Exclude the pictures, then restate every entry below exactly.

## Element data from apps and pages
%%

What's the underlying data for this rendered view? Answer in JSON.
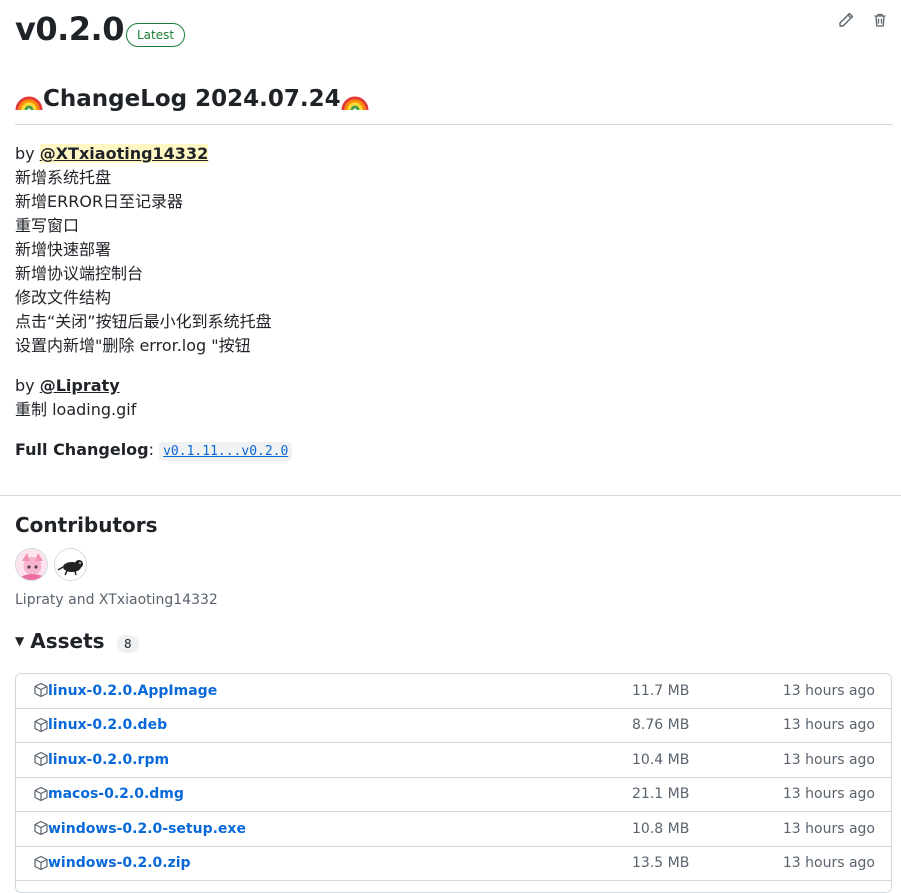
{
  "release": {
    "tag": "v0.2.0",
    "badge": "Latest",
    "edit_icon": "pencil-icon",
    "delete_icon": "trash-icon"
  },
  "changelog": {
    "heading": "ChangeLog 2024.07.24",
    "sections": [
      {
        "by": "by",
        "author": "@XTxiaoting14332",
        "items": [
          "新增系统托盘",
          "新增ERROR日至记录器",
          "重写窗口",
          "新增快速部署",
          "新增协议端控制台",
          "修改文件结构",
          "点击“关闭”按钮后最小化到系统托盘",
          "设置内新增\"删除 error.log \"按钮"
        ]
      },
      {
        "by": "by",
        "author": "@Lipraty",
        "items": [
          "重制 loading.gif"
        ]
      }
    ],
    "full_label": "Full Changelog",
    "full_sep": ":",
    "compare": "v0.1.11...v0.2.0"
  },
  "contributors": {
    "heading": "Contributors",
    "names": "Lipraty and XTxiaoting14332"
  },
  "assets": {
    "heading": "Assets",
    "count": "8",
    "files": [
      {
        "name": "linux-0.2.0.AppImage",
        "size": "11.7 MB",
        "time": "13 hours ago"
      },
      {
        "name": "linux-0.2.0.deb",
        "size": "8.76 MB",
        "time": "13 hours ago"
      },
      {
        "name": "linux-0.2.0.rpm",
        "size": "10.4 MB",
        "time": "13 hours ago"
      },
      {
        "name": "macos-0.2.0.dmg",
        "size": "21.1 MB",
        "time": "13 hours ago"
      },
      {
        "name": "windows-0.2.0-setup.exe",
        "size": "10.8 MB",
        "time": "13 hours ago"
      },
      {
        "name": "windows-0.2.0.zip",
        "size": "13.5 MB",
        "time": "13 hours ago"
      }
    ]
  },
  "colors": {
    "link": "#0969da",
    "latest": "#1a7f37",
    "mention_highlight": "#fff8c5"
  }
}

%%

## Worked solution
What's the underlying data for this rendered view? Answer in JSON.
{
  "release": {
    "tag": "v0.2.0",
    "badge": "Latest",
    "edit_icon": "pencil-icon",
    "delete_icon": "trash-icon"
  },
  "changelog": {
    "heading": "ChangeLog 2024.07.24",
    "sections": [
      {
        "by": "by",
        "author": "@XTxiaoting14332",
        "items": [
          "新增系统托盘",
          "新增ERROR日至记录器",
          "重写窗口",
          "新增快速部署",
          "新增协议端控制台",
          "修改文件结构",
          "点击“关闭”按钮后最小化到系统托盘",
          "设置内新增\"删除 error.log \"按钮"
        ]
      },
      {
        "by": "by",
        "author": "@Lipraty",
        "items": [
          "重制 loading.gif"
        ]
      }
    ],
    "full_label": "Full Changelog",
    "full_sep": ":",
    "compare": "v0.1.11...v0.2.0"
  },
  "contributors": {
    "heading": "Contributors",
    "names": "Lipraty and XTxiaoting14332"
  },
  "assets": {
    "heading": "Assets",
    "count": "8",
    "files": [
      {
        "name": "linux-0.2.0.AppImage",
        "size": "11.7 MB",
        "time": "13 hours ago"
      },
      {
        "name": "linux-0.2.0.deb",
        "size": "8.76 MB",
        "time": "13 hours ago"
      },
      {
        "name": "linux-0.2.0.rpm",
        "size": "10.4 MB",
        "time": "13 hours ago"
      },
      {
        "name": "macos-0.2.0.dmg",
        "size": "21.1 MB",
        "time": "13 hours ago"
      },
      {
        "name": "windows-0.2.0-setup.exe",
        "size": "10.8 MB",
        "time": "13 hours ago"
      },
      {
        "name": "windows-0.2.0.zip",
        "size": "13.5 MB",
        "time": "13 hours ago"
      }
    ]
  },
  "colors": {
    "link": "#0969da",
    "latest": "#1a7f37",
    "mention_highlight": "#fff8c5"
  }
}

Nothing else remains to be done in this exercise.